A: Not the way most people do it. "Static stretching"—holding each stretch in the same position for a few seconds (such as bending over to touch your toes)—only produces a temporary increase in your flexibility. "I liken static stretching to the old Stretch Armstrong doll," says Bill Hartman, P.T., C.S.C.S. "You stretch it, and it slowly returns to shape." To make a more permanent change in the flexibility of your muscles, static stretches would need to be held for about 20 minutes each. "Besides subjecting yourself to inhumane levels of boredom," adds Hartman, "that type of stretching can actually weaken the connective tissues of your muscles and joints, impairing sports performance and increasing your risk for injury." A better way to increase flexibility is by performing repetitive dynamic movements and strength-training movements, such as lunges, squats, and good mornings throughout their full, pain-free range of motion (the farthest your body can travel without pain while keeping good form in the exercise). As time goes by, your range of motion will increase and you'll develop improved strength and flexibility throughout the entire movement.
How much should I lift?
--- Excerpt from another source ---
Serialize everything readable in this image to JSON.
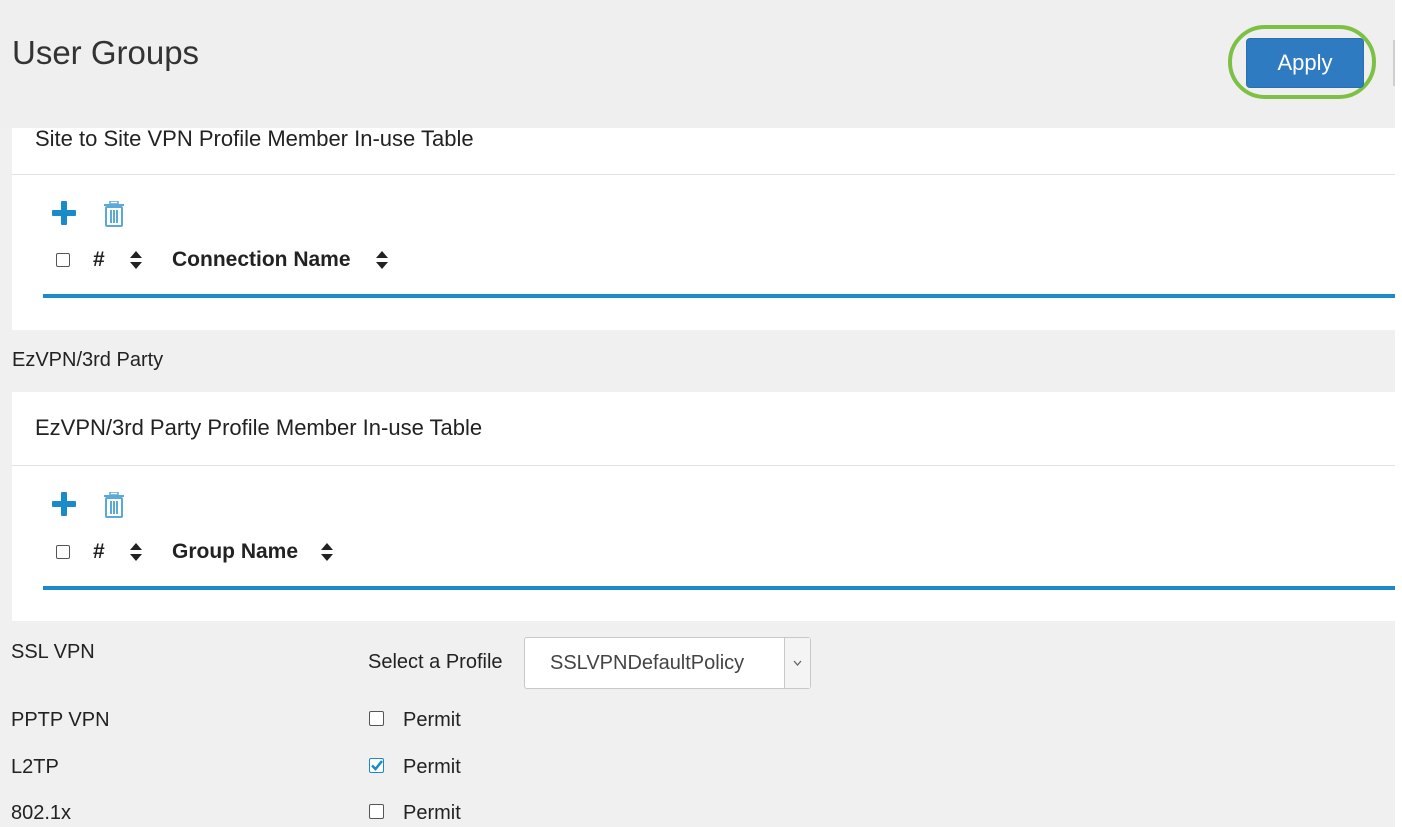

A: The beginner's rule of thumb: Use the heaviest weight that allows you to complete every repetition and maintain control over the speed of the weight at all times. Here's an example: Say you're doing 10 repetitions of the bench press. You should be able to lower the barbell to your chest at the same rate of speed from top to bottom for each repetition. "If the speed of the bar starts to accelerate at the halfway point of a rep, you're no longer able to control the weight," says Hartman. "It's controlling you." It will take a bit of experimentation to determine the weights you should use for each exercise. If you lose control over the weight before you've finished the number of repetitions you were striving for, you went too heavy. If you were able to complete all repetitions but felt like you could have done several more, you went too light.
On some exercises, it hurts when I lower the weight past a certain point. Is that OK?
A: No—not even if you like that sort of thing. "Everyone has a slightly different anatomy, as well as different levels of flexibility," says Joe Stankowski, N.A.S.M., C.P.T. The key for the best results is to raise and lower the weight (or your body) using flawless form through the greatest range of motion that you can achieve, pain-free.
What program should I get on?
A: Basically, it depends upon your goals. But as a beginner, don't bother trying to create your own workout. You won't be nearly as good at it as the professional strength coaches who do it for a living. Instead, use a "pre-made" routine like the ones we provide every month, which are designed by the world's top fitness experts—we promise you'll get better results.
Can I just do cardio and skip weights?
A: Sure, but you'll be missing out. Weight training provides benefits aerobic exercise doesn't (and vice versa), whether you're trying to improve your general conditioning or just lose fat. So you're shortchanging your body by doing just one or the other.
I want bigger guns. How much should I train arms?
A: Your arms aren't like your girlfriend: They don't require constant attention. In fact, if you're performing compound movements for your upper body (such as chinups and dips), your pipes are likely already getting all the stimulation they need to grow. Any more, in fact, such as bombing them with curls and pressdowns, can lead to overtraining. "Muscle grows in response to heavy loads," says Cosgrove. "Since you lift more weight doing a chinup, it's a better choice for building your biceps than a curl." The same goes for choosing a dip over a pressdown. Compound movements—exercises that involve more than one joint—have the added benefit of working more muscles than isolation exercises (movements that involve only one joint). The chinup's main function is to build your back, but it also hits your core. Compare that to the measly curl, which only hits your biceps. So don't worry about your arms. Unlike some ladies, they're low-maintenance.